▶ [What the exercise asks] Wherever the string "central" occurs in a line of these records, report that line.

:: Material for the task ::

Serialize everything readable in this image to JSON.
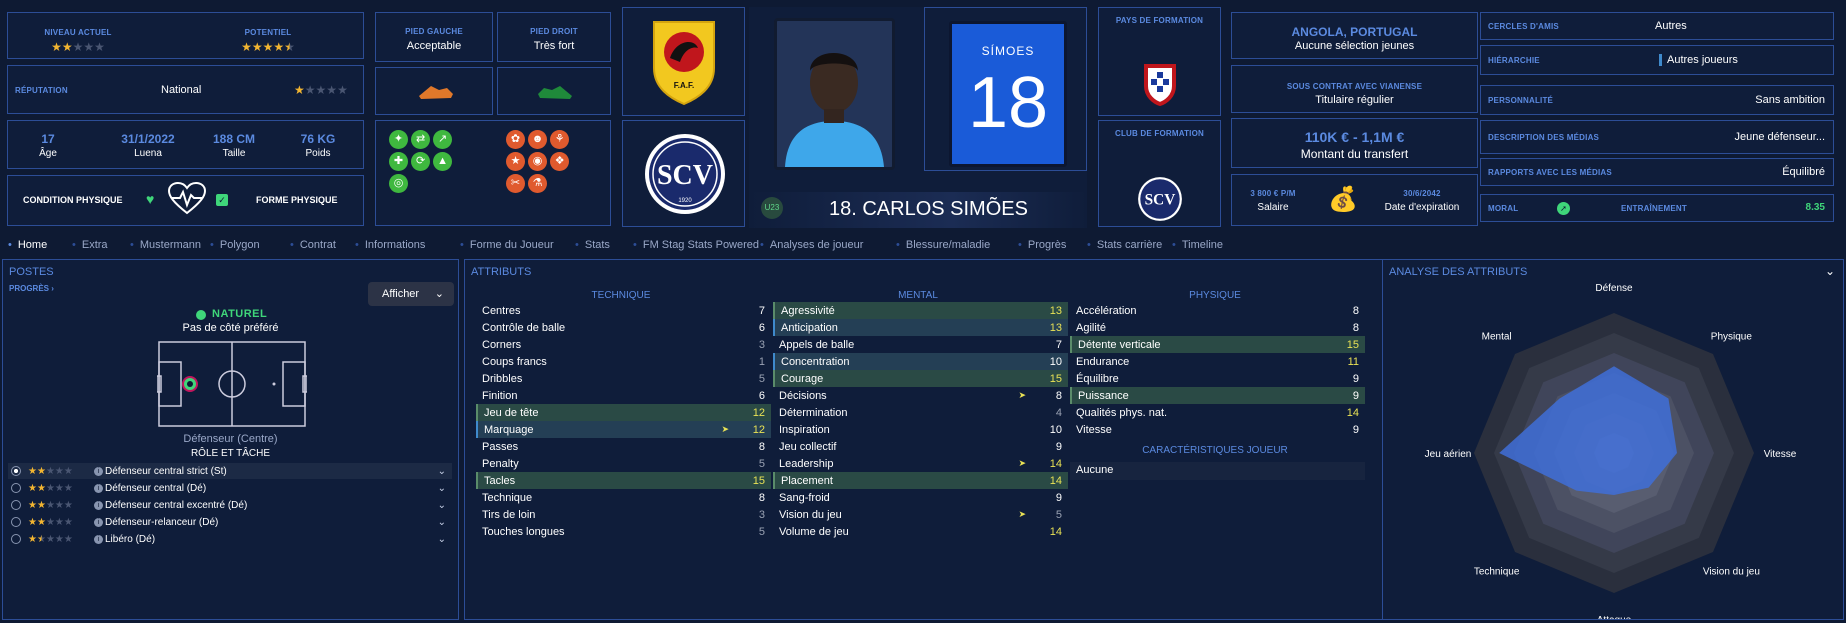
{
  "top": {
    "current_level_label": "NIVEAU ACTUEL",
    "potential_label": "POTENTIEL",
    "current_level_stars": 2,
    "potential_stars": 4.5,
    "reputation_label": "RÉPUTATION",
    "reputation_value": "National",
    "reputation_stars": 1,
    "age_value": "17",
    "age_label": "Âge",
    "joined_value": "31/1/2022",
    "joined_label": "Luena",
    "height_value": "188 CM",
    "height_label": "Taille",
    "weight_value": "76 KG",
    "weight_label": "Poids",
    "condition_label": "CONDITION PHYSIQUE",
    "form_label": "FORME PHYSIQUE",
    "left_foot_label": "PIED GAUCHE",
    "left_foot_value": "Acceptable",
    "right_foot_label": "PIED DROIT",
    "right_foot_value": "Très fort",
    "kit_name": "SÍMOES",
    "kit_number": "18",
    "player_name": "18. CARLOS SIMÕES",
    "u23_badge": "U23",
    "training_country_label": "PAYS DE FORMATION",
    "training_club_label": "CLUB DE FORMATION",
    "nationality": "ANGOLA, PORTUGAL",
    "nationality_sub": "Aucune sélection jeunes",
    "contract_label": "SOUS CONTRAT AVEC VIANENSE",
    "contract_value": "Titulaire régulier",
    "transfer_value": "110K € - 1,1M €",
    "transfer_label": "Montant du transfert",
    "salary_value": "3 800 € P/M",
    "salary_label": "Salaire",
    "expiry_value": "30/6/2042",
    "expiry_label": "Date d'expiration",
    "friends_label": "CERCLES D'AMIS",
    "friends_value": "Autres",
    "hierarchy_label": "HIÉRARCHIE",
    "hierarchy_value": "Autres joueurs",
    "personality_label": "PERSONNALITÉ",
    "personality_value": "Sans ambition",
    "media_label": "DESCRIPTION DES MÉDIAS",
    "media_value": "Jeune défenseur...",
    "media_rel_label": "RAPPORTS AVEC LES MÉDIAS",
    "media_rel_value": "Équilibré",
    "morale_label": "MORAL",
    "training_label": "ENTRAÎNEMENT",
    "training_value": "8.35"
  },
  "tabs": [
    "Home",
    "Extra",
    "Mustermann",
    "Polygon",
    "Contrat",
    "Informations",
    "Forme du Joueur",
    "Stats",
    "FM Stag Stats Powered",
    "Analyses de joueur",
    "Blessure/maladie",
    "Progrès",
    "Stats carrière",
    "Timeline"
  ],
  "positions": {
    "title": "POSTES",
    "progress_link": "PROGRÈS",
    "show_button": "Afficher",
    "natural_label": "NATUREL",
    "side_pref": "Pas de côté préféré",
    "position_name": "Défenseur (Centre)",
    "role_title": "RÔLE ET TÂCHE",
    "roles": [
      {
        "name": "Défenseur central strict (St)",
        "stars": 2
      },
      {
        "name": "Défenseur central (Dé)",
        "stars": 2
      },
      {
        "name": "Défenseur central excentré (Dé)",
        "stars": 2
      },
      {
        "name": "Défenseur-relanceur (Dé)",
        "stars": 2
      },
      {
        "name": "Libéro (Dé)",
        "stars": 1.5
      }
    ]
  },
  "attributes": {
    "title": "ATTRIBUTS",
    "technical_title": "TECHNIQUE",
    "mental_title": "MENTAL",
    "physical_title": "PHYSIQUE",
    "traits_title": "CARACTÉRISTIQUES JOUEUR",
    "traits_value": "Aucune",
    "technical": [
      {
        "n": "Centres",
        "v": "7",
        "c": "w",
        "h": ""
      },
      {
        "n": "Contrôle de balle",
        "v": "6",
        "c": "w",
        "h": ""
      },
      {
        "n": "Corners",
        "v": "3",
        "c": "gr",
        "h": ""
      },
      {
        "n": "Coups francs",
        "v": "1",
        "c": "gr",
        "h": ""
      },
      {
        "n": "Dribbles",
        "v": "5",
        "c": "gr",
        "h": ""
      },
      {
        "n": "Finition",
        "v": "6",
        "c": "w",
        "h": ""
      },
      {
        "n": "Jeu de tête",
        "v": "12",
        "c": "y",
        "h": "hg"
      },
      {
        "n": "Marquage",
        "v": "12",
        "c": "y",
        "h": "hi",
        "arrow": true
      },
      {
        "n": "Passes",
        "v": "8",
        "c": "w",
        "h": ""
      },
      {
        "n": "Penalty",
        "v": "5",
        "c": "gr",
        "h": ""
      },
      {
        "n": "Tacles",
        "v": "15",
        "c": "y",
        "h": "hg"
      },
      {
        "n": "Technique",
        "v": "8",
        "c": "w",
        "h": ""
      },
      {
        "n": "Tirs de loin",
        "v": "3",
        "c": "gr",
        "h": ""
      },
      {
        "n": "Touches longues",
        "v": "5",
        "c": "gr",
        "h": ""
      }
    ],
    "mental": [
      {
        "n": "Agressivité",
        "v": "13",
        "c": "y",
        "h": "hg"
      },
      {
        "n": "Anticipation",
        "v": "13",
        "c": "y",
        "h": "hi"
      },
      {
        "n": "Appels de balle",
        "v": "7",
        "c": "w",
        "h": ""
      },
      {
        "n": "Concentration",
        "v": "10",
        "c": "w",
        "h": "hi"
      },
      {
        "n": "Courage",
        "v": "15",
        "c": "y",
        "h": "hg"
      },
      {
        "n": "Décisions",
        "v": "8",
        "c": "w",
        "h": "",
        "arrow": true
      },
      {
        "n": "Détermination",
        "v": "4",
        "c": "gr",
        "h": ""
      },
      {
        "n": "Inspiration",
        "v": "10",
        "c": "w",
        "h": ""
      },
      {
        "n": "Jeu collectif",
        "v": "9",
        "c": "w",
        "h": ""
      },
      {
        "n": "Leadership",
        "v": "14",
        "c": "y",
        "h": "",
        "arrow": true
      },
      {
        "n": "Placement",
        "v": "14",
        "c": "y",
        "h": "hg"
      },
      {
        "n": "Sang-froid",
        "v": "9",
        "c": "w",
        "h": ""
      },
      {
        "n": "Vision du jeu",
        "v": "5",
        "c": "gr",
        "h": "",
        "arrow": true
      },
      {
        "n": "Volume de jeu",
        "v": "14",
        "c": "y",
        "h": ""
      }
    ],
    "physical": [
      {
        "n": "Accélération",
        "v": "8",
        "c": "w",
        "h": ""
      },
      {
        "n": "Agilité",
        "v": "8",
        "c": "w",
        "h": ""
      },
      {
        "n": "Détente verticale",
        "v": "15",
        "c": "y",
        "h": "hg"
      },
      {
        "n": "Endurance",
        "v": "11",
        "c": "y",
        "h": ""
      },
      {
        "n": "Équilibre",
        "v": "9",
        "c": "w",
        "h": ""
      },
      {
        "n": "Puissance",
        "v": "9",
        "c": "w",
        "h": "hg"
      },
      {
        "n": "Qualités phys. nat.",
        "v": "14",
        "c": "y",
        "h": ""
      },
      {
        "n": "Vitesse",
        "v": "9",
        "c": "w",
        "h": ""
      }
    ]
  },
  "analysis": {
    "title": "ANALYSE DES ATTRIBUTS",
    "axes": [
      "Défense",
      "Physique",
      "Vitesse",
      "Vision du jeu",
      "Attaque",
      "Technique",
      "Jeu aérien",
      "Mental"
    ],
    "values": [
      0.62,
      0.55,
      0.45,
      0.35,
      0.3,
      0.38,
      0.82,
      0.55
    ]
  },
  "colors": {
    "accent": "#5b8ae0",
    "star": "#f2b531",
    "highlight": "#e9e255",
    "green": "#3fb83f"
  }
}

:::

▶ [Exercise output]
        "name": "Défenseur central strict (St)",
        "name": "Défenseur central (Dé)",
        "name": "Défenseur central excentré (Dé)",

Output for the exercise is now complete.